Wrongful pregnancy is different from similar claims of wrongful birth and wrongful life. Wrongful birth cases happen when a child is born with a severe disorder or birth defect, usually where the doctor fails to diagnose. If the defect were properly detected or diagnosed early, the mother may have chosen to abort.
Parents and guardians can bring wrongful life actions on behalf of a child suffering from an undiagnosed genetic condition. Parents of a healthy child may bring a cause of action if the pregnancy is unwanted.
Legal Elements of Wrongful Pregnancy
A wrongful pregnancy claim focuses on the negligence of a healthcare provider during a medical sterilization procedure. Sterilization procedures that prevent future pregnancies include vasectomies and tubal ligation.
There are many reasons why people do not want children:
- Risk of congenital health issues
- Risk of age-related health issues (from older mothers)
- Risk of health to the mother
- Insufficient resources or finances to care for a child
- Personal preference
Like a tort action, a wrongful pregnancy suit focuses on the duty of care, breach of duty, and factual and proximate causes.
A medical professional owes a patient a duty of care to correctly perform sterilization. A doctor breaches their duty of care if they perform the procedure incorrectly or if the pregnancy would not have happened "but for" the plaintiff(s) reliance on the effectiveness of the sterilization.
Once these elements are proven at trial, the next consideration is damages, the amount of money you can receive in a lawsuit.
Compensation for Wrongful Pregnancy

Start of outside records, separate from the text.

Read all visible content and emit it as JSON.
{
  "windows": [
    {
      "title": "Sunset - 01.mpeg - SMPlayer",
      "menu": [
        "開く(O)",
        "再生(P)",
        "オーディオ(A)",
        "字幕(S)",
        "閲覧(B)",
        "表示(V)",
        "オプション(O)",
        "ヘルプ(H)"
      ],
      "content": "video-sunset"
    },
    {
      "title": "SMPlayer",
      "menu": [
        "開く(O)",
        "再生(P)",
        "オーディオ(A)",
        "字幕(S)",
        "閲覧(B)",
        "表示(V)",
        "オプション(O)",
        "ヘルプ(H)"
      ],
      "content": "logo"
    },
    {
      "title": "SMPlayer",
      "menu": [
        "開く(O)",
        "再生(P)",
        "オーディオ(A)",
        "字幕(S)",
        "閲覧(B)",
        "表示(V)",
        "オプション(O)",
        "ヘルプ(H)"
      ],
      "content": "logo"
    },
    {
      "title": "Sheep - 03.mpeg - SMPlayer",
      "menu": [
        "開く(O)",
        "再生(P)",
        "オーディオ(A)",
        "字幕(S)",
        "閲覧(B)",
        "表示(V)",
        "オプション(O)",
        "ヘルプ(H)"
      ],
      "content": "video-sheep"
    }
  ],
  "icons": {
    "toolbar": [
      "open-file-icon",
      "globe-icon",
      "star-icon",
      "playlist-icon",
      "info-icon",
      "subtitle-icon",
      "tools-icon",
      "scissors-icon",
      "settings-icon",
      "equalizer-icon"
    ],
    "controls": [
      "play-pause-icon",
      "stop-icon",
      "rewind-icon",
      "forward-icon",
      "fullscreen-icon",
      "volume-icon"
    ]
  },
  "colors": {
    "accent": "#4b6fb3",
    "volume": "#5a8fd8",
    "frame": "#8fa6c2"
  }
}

As a legal concept, wrongful pregnancy is different from a typical tort action. It does not seek compensation for personal injuries or damage to property.
A successful wrongful pregnancy suit compensates the parents of the child. Damages include medical expenses and issues related to the pregnancy. Expenses include:
- Prenatal, delivery room, and neonatal medical expenses
- Lost wages from time spent pregnant or recovering from birth
- The cost of the unsuccessful sterilization procedure
Intangible damages may include:
- Mother's pain and suffering
- Father's loss of consortium during the pregnancy and recovery
An area of damages that divides courts is whether parents may seek recovery for future child-rearing expenses for an unwanted but otherwise healthy child. Courts tend to defer to the notion that even unexpected children are a good thing for most people and society in general.
If financial constraints are a primary factor in seeking sterilization, a minority of states may be more willing to allow a claim for the cost of raising the child to proceed.
Recovery may also cover severe medical conditions. Courts may award damages when specific health issues were the reason for the sterilization procedure and the unplanned child develops abnormalities or inherits certain genetic conditions.
Seeking Legal Advice for a Wrongful Birth Case
If you or your spouse became pregnant after a medical sterilization procedure, you may have a claim for a wrongful birth lawsuit.
Seek legal advice from an experienced medical malpractice attorney in your area. Attorneys will be able to help you make an informed decision about the next steps for your situation.
You Don’t Have To Solve This on Your Own – Get a Lawyer’s Help
Meeting with a lawyer can help you understand your options and how to best protect your rights. Visit our attorney directory to find a lawyer near you who can help.
Contact a qualified medical malpractice attorney to make sure your rights are protected.